Force majeure clauses are coming under increasing scrutiny in the light of the global COVID-19 crisis, as many businesses are left unable to perform their contractual obligations. The High Court's recent decision in the case of 2 Entertain Video Ltd & Ors v Sony DADC Europe Ltd  EWHC 972 (TCC) provides an important reminder of the limits of force majeure clauses.
Sony owned a warehouse from which it provided storage and distribution facilities to 2 Entertain. The warehouse and its contents – over 20 million CDs and DVDs - were destroyed during an arson attack as part of the 2011 London Riots. 2 Entertain claimed that Sony was in breach of their agreement and sought to recover its loss. Sony's argument that the fire was an event which triggered the force majeure clause was rejected by the court; though the riots and fire were themselves 'unforeseeable' (and were referred to expressly in the clause as potential force majeure events), the court held that Sony should have taken more steps to prevent the fire. In particular, the agreement required Sony to ensure that adequate security measures were in place and that the goods were kept in a secure location; however, the warehouse security was insufficient and therefore the court held that the primary cause of damage was negligence on the part of Sony, rather than the fire.
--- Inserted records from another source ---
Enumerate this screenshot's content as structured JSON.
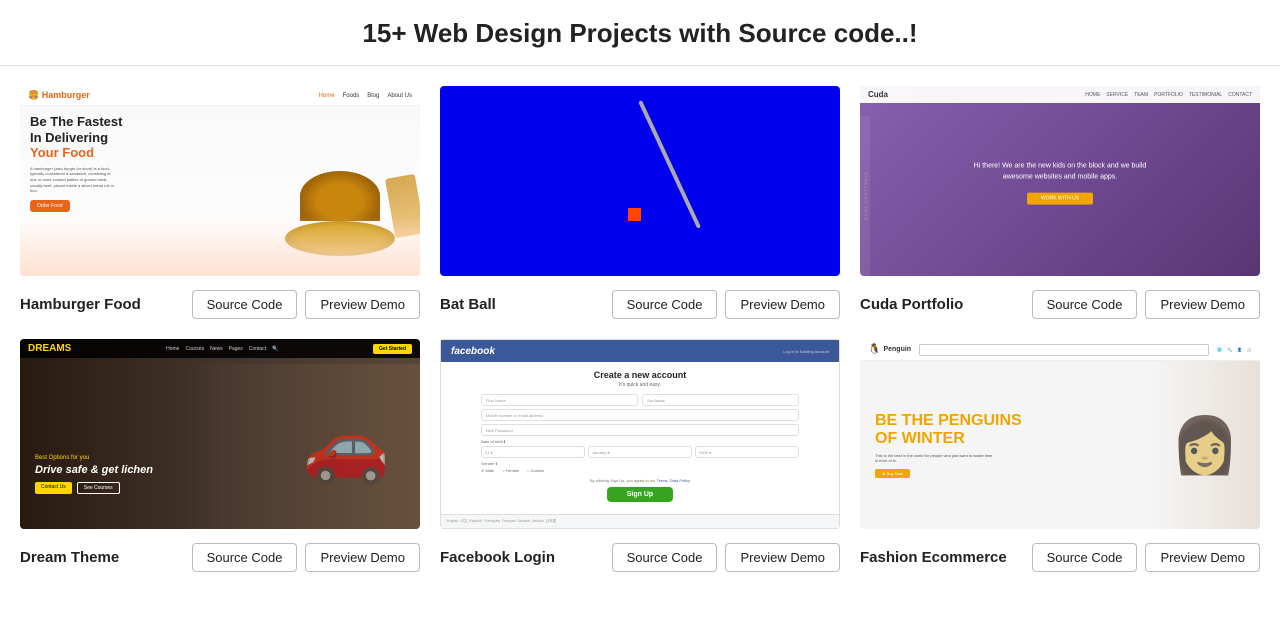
{
  "page": {
    "title": "15+ Web Design Projects with Source code..!"
  },
  "cards": [
    {
      "id": "hamburger-food",
      "title": "Hamburger Food",
      "theme": "hamburger",
      "source_label": "Source Code",
      "preview_label": "Preview Demo"
    },
    {
      "id": "bat-ball",
      "title": "Bat Ball",
      "theme": "batball",
      "source_label": "Source Code",
      "preview_label": "Preview Demo"
    },
    {
      "id": "cuda-portfolio",
      "title": "Cuda Portfolio",
      "theme": "cuda",
      "source_label": "Source Code",
      "preview_label": "Preview Demo"
    },
    {
      "id": "dream-theme",
      "title": "Dream Theme",
      "theme": "dream",
      "source_label": "Source Code",
      "preview_label": "Preview Demo"
    },
    {
      "id": "facebook-login",
      "title": "Facebook Login",
      "theme": "facebook",
      "source_label": "Source Code",
      "preview_label": "Preview Demo"
    },
    {
      "id": "fashion-ecommerce",
      "title": "Fashion Ecommerce",
      "theme": "fashion",
      "source_label": "Source Code",
      "preview_label": "Preview Demo"
    }
  ]
}
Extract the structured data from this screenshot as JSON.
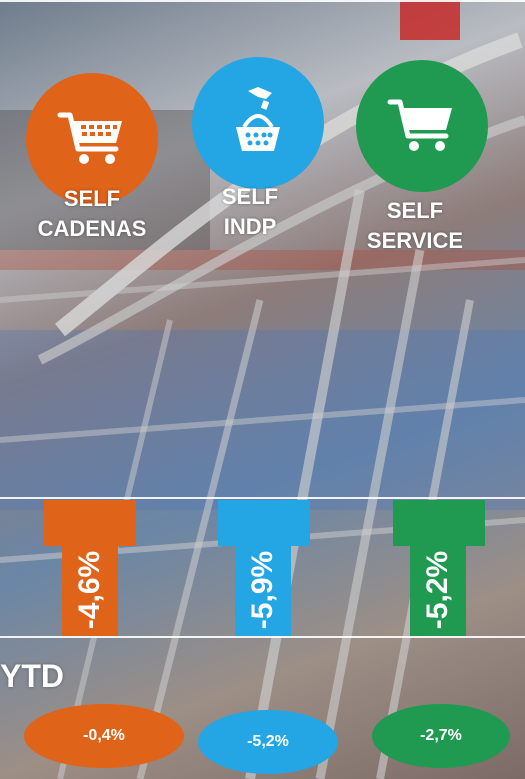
{
  "colors": {
    "orange": "#e0631a",
    "blue": "#23a6e3",
    "green": "#1f9a50",
    "white": "#ffffff"
  },
  "categories": [
    {
      "label_line1": "SELF",
      "label_line2": "CADENAS",
      "icon": "shopping-cart-icon",
      "monthly_change": "-4,6%",
      "ytd_change": "-0,4%"
    },
    {
      "label_line1": "SELF",
      "label_line2": "INDP",
      "icon": "basket-hand-icon",
      "monthly_change": "-5,9%",
      "ytd_change": "-5,2%"
    },
    {
      "label_line1": "SELF",
      "label_line2": "SERVICE",
      "icon": "cart-icon",
      "monthly_change": "-5,2%",
      "ytd_change": "-2,7%"
    }
  ],
  "ytd_label": "YTD"
}
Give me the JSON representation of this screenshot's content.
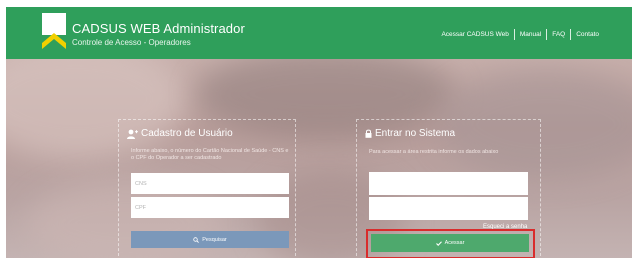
{
  "header": {
    "title": "CADSUS WEB Administrador",
    "subtitle": "Controle de Acesso - Operadores",
    "nav": [
      "Acessar CADSUS Web",
      "Manual",
      "FAQ",
      "Contato"
    ]
  },
  "register": {
    "title": "Cadastro de Usuário",
    "description": "Informe abaixo, o número do Cartão Nacional de Saúde - CNS e o CPF do Operador a ser cadastrado",
    "cns_placeholder": "CNS",
    "cpf_placeholder": "CPF",
    "search_label": "Pesquisar",
    "icon": "user-add-icon"
  },
  "login": {
    "title": "Entrar no Sistema",
    "description": "Para acessar a área restrita informe os dados abaixo",
    "username_value": "",
    "password_value": "",
    "forgot_label": "Esqueci a senha",
    "submit_label": "Acessar",
    "icon": "lock-icon"
  },
  "colors": {
    "header": "#2f9f5b",
    "login_button": "#4ea96d",
    "search_button": "#7b98ba",
    "highlight": "#d92c2c"
  }
}
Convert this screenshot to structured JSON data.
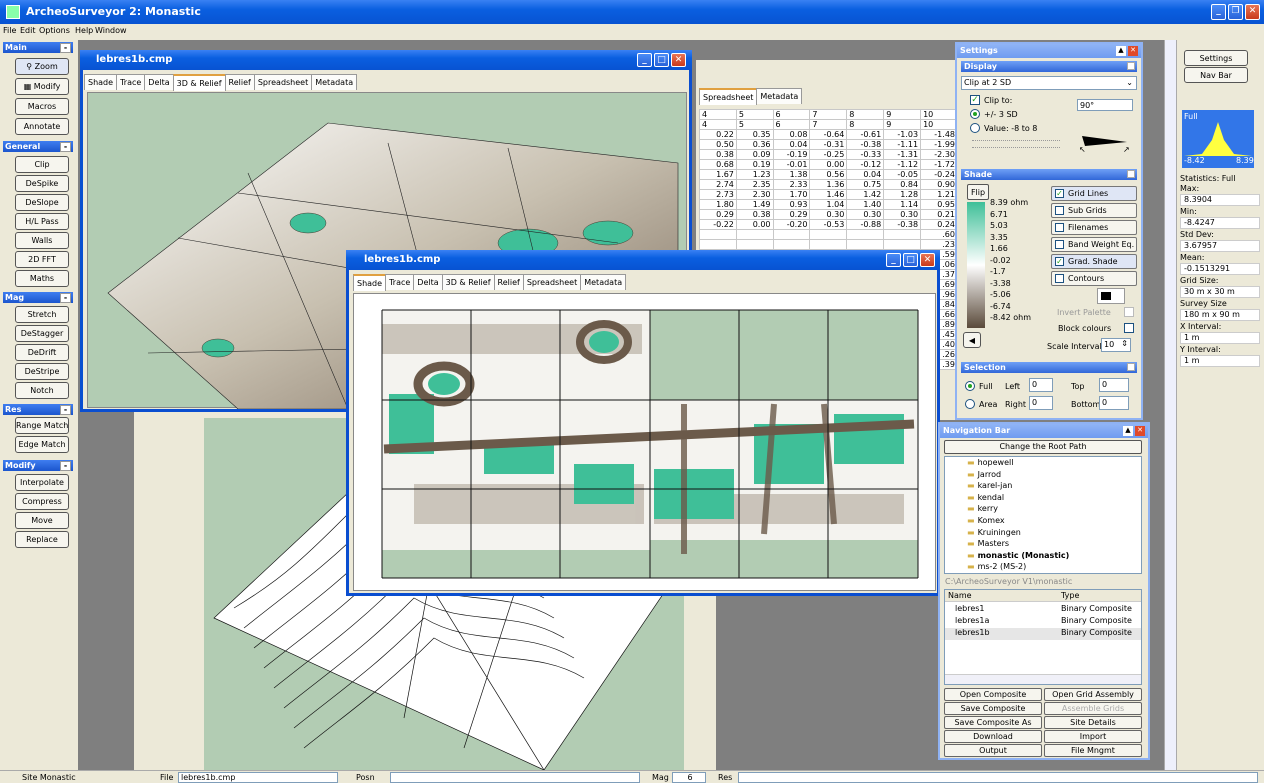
{
  "app_title": "ArcheoSurveyor 2: Monastic",
  "menu": [
    "File",
    "Edit",
    "Options",
    "Help",
    "Window"
  ],
  "left_panel": {
    "main": {
      "title": "Main",
      "buttons": [
        "Zoom",
        "Modify",
        "Macros",
        "Annotate"
      ]
    },
    "general": {
      "title": "General",
      "buttons": [
        "Clip",
        "DeSpike",
        "DeSlope",
        "H/L Pass",
        "Walls",
        "2D FFT",
        "Maths"
      ]
    },
    "mag": {
      "title": "Mag",
      "buttons": [
        "Stretch",
        "DeStagger",
        "DeDrift",
        "DeStripe",
        "Notch"
      ]
    },
    "res": {
      "title": "Res",
      "buttons": [
        "Range Match",
        "Edge Match"
      ]
    },
    "modify": {
      "title": "Modify",
      "buttons": [
        "Interpolate",
        "Compress",
        "Move",
        "Replace"
      ]
    }
  },
  "window_back": {
    "title": "lebres1b.cmp",
    "tabs": [
      "Shade",
      "Trace",
      "Delta",
      "3D & Relief",
      "Relief",
      "Spreadsheet",
      "Metadata"
    ],
    "active_tab": "3D & Relief"
  },
  "window_front": {
    "title": "lebres1b.cmp",
    "tabs": [
      "Shade",
      "Trace",
      "Delta",
      "3D & Relief",
      "Relief",
      "Spreadsheet",
      "Metadata"
    ],
    "active_tab": "Shade"
  },
  "spreadsheet": {
    "tabs": [
      "Spreadsheet",
      "Metadata"
    ],
    "header1": [
      "4",
      "5",
      "6",
      "7",
      "8",
      "9",
      "10"
    ],
    "header2": [
      "4",
      "5",
      "6",
      "7",
      "8",
      "9",
      "10"
    ],
    "rows": [
      [
        "0.22",
        "0.35",
        "0.08",
        "-0.64",
        "-0.61",
        "-1.03",
        "-1.48"
      ],
      [
        "0.50",
        "0.36",
        "0.04",
        "-0.31",
        "-0.38",
        "-1.11",
        "-1.99"
      ],
      [
        "0.38",
        "0.09",
        "-0.19",
        "-0.25",
        "-0.33",
        "-1.31",
        "-2.30"
      ],
      [
        "0.68",
        "0.19",
        "-0.01",
        "0.00",
        "-0.12",
        "-1.12",
        "-1.72"
      ],
      [
        "1.67",
        "1.23",
        "1.38",
        "0.56",
        "0.04",
        "-0.05",
        "-0.24"
      ],
      [
        "2.74",
        "2.35",
        "2.33",
        "1.36",
        "0.75",
        "0.84",
        "0.90"
      ],
      [
        "2.73",
        "2.30",
        "1.70",
        "1.46",
        "1.42",
        "1.28",
        "1.21"
      ],
      [
        "1.80",
        "1.49",
        "0.93",
        "1.04",
        "1.40",
        "1.14",
        "0.95"
      ],
      [
        "0.29",
        "0.38",
        "0.29",
        "0.30",
        "0.30",
        "0.30",
        "0.21"
      ],
      [
        "-0.22",
        "0.00",
        "-0.20",
        "-0.53",
        "-0.88",
        "-0.38",
        "0.24"
      ]
    ],
    "right_col": [
      ".60",
      ".23",
      ".59",
      ".06",
      ".37",
      ".69",
      ".96",
      ".84",
      ".66",
      ".89",
      ".45",
      ".40",
      ".26",
      ".39"
    ]
  },
  "settings": {
    "title": "Settings",
    "display": {
      "title": "Display",
      "clip_select": "Clip at 2 SD",
      "clip_to": "Clip to:",
      "opt1": "+/- 3 SD",
      "opt2": "Value: -8 to 8",
      "angle": "90°"
    },
    "shade": {
      "title": "Shade",
      "flip": "Flip",
      "scale": [
        "8.39 ohm",
        "6.71",
        "5.03",
        "3.35",
        "1.66",
        "-0.02",
        "-1.7",
        "-3.38",
        "-5.06",
        "-6.74",
        "-8.42 ohm"
      ],
      "checks": [
        "Grid Lines",
        "Sub Grids",
        "Filenames",
        "Band Weight Eq.",
        "Grad. Shade",
        "Contours"
      ],
      "checks_on": [
        true,
        false,
        false,
        false,
        true,
        false
      ],
      "invert_palette": "Invert Palette",
      "block_colours": "Block colours",
      "scale_intervals": "Scale Intervals",
      "scale_intervals_value": "10"
    },
    "selection": {
      "title": "Selection",
      "full": "Full",
      "area": "Area",
      "left": "Left",
      "right": "Right",
      "top": "Top",
      "bottom": "Bottom",
      "left_val": "0",
      "right_val": "0",
      "top_val": "0",
      "bottom_val": "0"
    }
  },
  "nav_bar": {
    "title": "Navigation Bar",
    "change_root": "Change the Root Path",
    "folders": [
      "hopewell",
      "Jarrod",
      "karel-jan",
      "kendal",
      "kerry",
      "Komex",
      "Kruiningen",
      "Masters",
      "monastic (Monastic)",
      "ms-2 (MS-2)"
    ],
    "path": "C:\\ArcheoSurveyor V1\\monastic",
    "col_name": "Name",
    "col_type": "Type",
    "files": [
      {
        "name": "lebres1",
        "type": "Binary Composite"
      },
      {
        "name": "lebres1a",
        "type": "Binary Composite"
      },
      {
        "name": "lebres1b",
        "type": "Binary Composite"
      }
    ],
    "buttons": [
      "Open Composite",
      "Open Grid Assembly",
      "Save Composite",
      "Assemble Grids",
      "Save Composite As",
      "Site Details",
      "Download",
      "Import",
      "Output",
      "File Mngmt"
    ]
  },
  "right_panel": {
    "settings_btn": "Settings",
    "navbar_btn": "Nav Bar",
    "hist_label": "Full",
    "hist_min": "-8.42",
    "hist_max": "8.39",
    "stats": [
      {
        "label": "Statistics: Full",
        "value": ""
      },
      {
        "label": "Max:",
        "value": "8.3904"
      },
      {
        "label": "Min:",
        "value": "-8.4247"
      },
      {
        "label": "Std Dev:",
        "value": "3.67957"
      },
      {
        "label": "Mean:",
        "value": "-0.1513291"
      },
      {
        "label": "Grid Size:",
        "value": "30 m x 30 m"
      },
      {
        "label": "Survey Size",
        "value": "180 m x 90 m"
      },
      {
        "label": "X Interval:",
        "value": "1 m"
      },
      {
        "label": "Y Interval:",
        "value": "1 m"
      }
    ]
  },
  "status_bar": {
    "site": "Site Monastic",
    "file_label": "File",
    "file_value": "lebres1b.cmp",
    "posn": "Posn",
    "mag": "Mag",
    "mag_value": "6",
    "res": "Res"
  },
  "colors": {
    "accent": "#0a5fe0",
    "shade_teal": "#3fbf98",
    "shade_brown": "#6b5a4a",
    "bg_green": "#b2ccb3"
  }
}
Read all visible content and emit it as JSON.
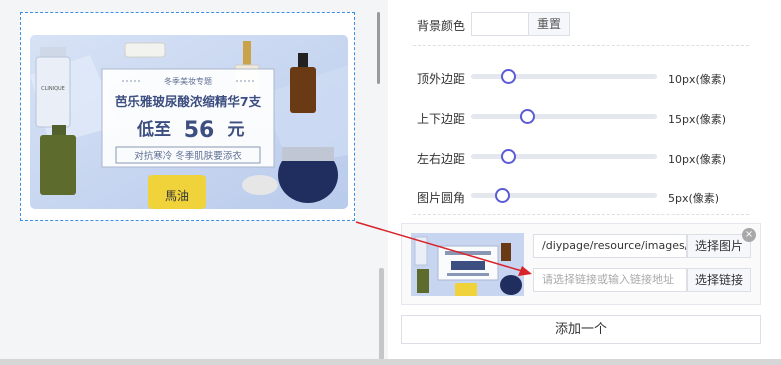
{
  "banner": {
    "tag": "冬季美妆专题",
    "title": "芭乐雅玻尿酸浓缩精华7支",
    "price_prefix": "低至",
    "price": "56",
    "price_unit": "元",
    "subtitle": "对抗寒冷 冬季肌肤要添衣",
    "product_clinique": "CLINIQUE",
    "product_mayou": "馬油"
  },
  "settings": {
    "bg_color_label": "背景颜色",
    "reset_label": "重置",
    "rows": [
      {
        "label": "顶外边距",
        "value_text": "10px(像素)",
        "value": 10
      },
      {
        "label": "上下边距",
        "value_text": "15px(像素)",
        "value": 15
      },
      {
        "label": "左右边距",
        "value_text": "10px(像素)",
        "value": 10
      },
      {
        "label": "图片圆角",
        "value_text": "5px(像素)",
        "value": 5
      }
    ]
  },
  "item": {
    "image_path": "/diypage/resource/images/di",
    "choose_image": "选择图片",
    "link_placeholder": "请选择链接或输入链接地址",
    "choose_link": "选择链接",
    "close_glyph": "×"
  },
  "add_label": "添加一个",
  "colors": {
    "accent": "#5b5bd6",
    "selection": "#3a8ee6",
    "arrow": "#d9232b"
  }
}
What we can learn from this case
This case is an important reminder that force majeure clauses generally won't protect businesses which could have reasonably taken action to avoid the type of problem or event set out in the clause, but failed to do so. Although it is likely that in many cases the ongoing COVID-19 crisis will constitute an 'unforeseeable' event outside of a party's reasonable control, those affected will often also be expected to continue to take reasonable steps to comply with those terms of the agreement which they can still perform and to mitigate the effects of any non-performance as far as possible. Ongoing review and communication between the parties is therefore vital given the dynamic nature of the crisis and will become even more important following the imminent relaxation of the UK government's lockdown measures. For our thoughts on what the easing of the UK's lockdown policy might mean for businesses (including the impact on force majeure clauses), see our recent post.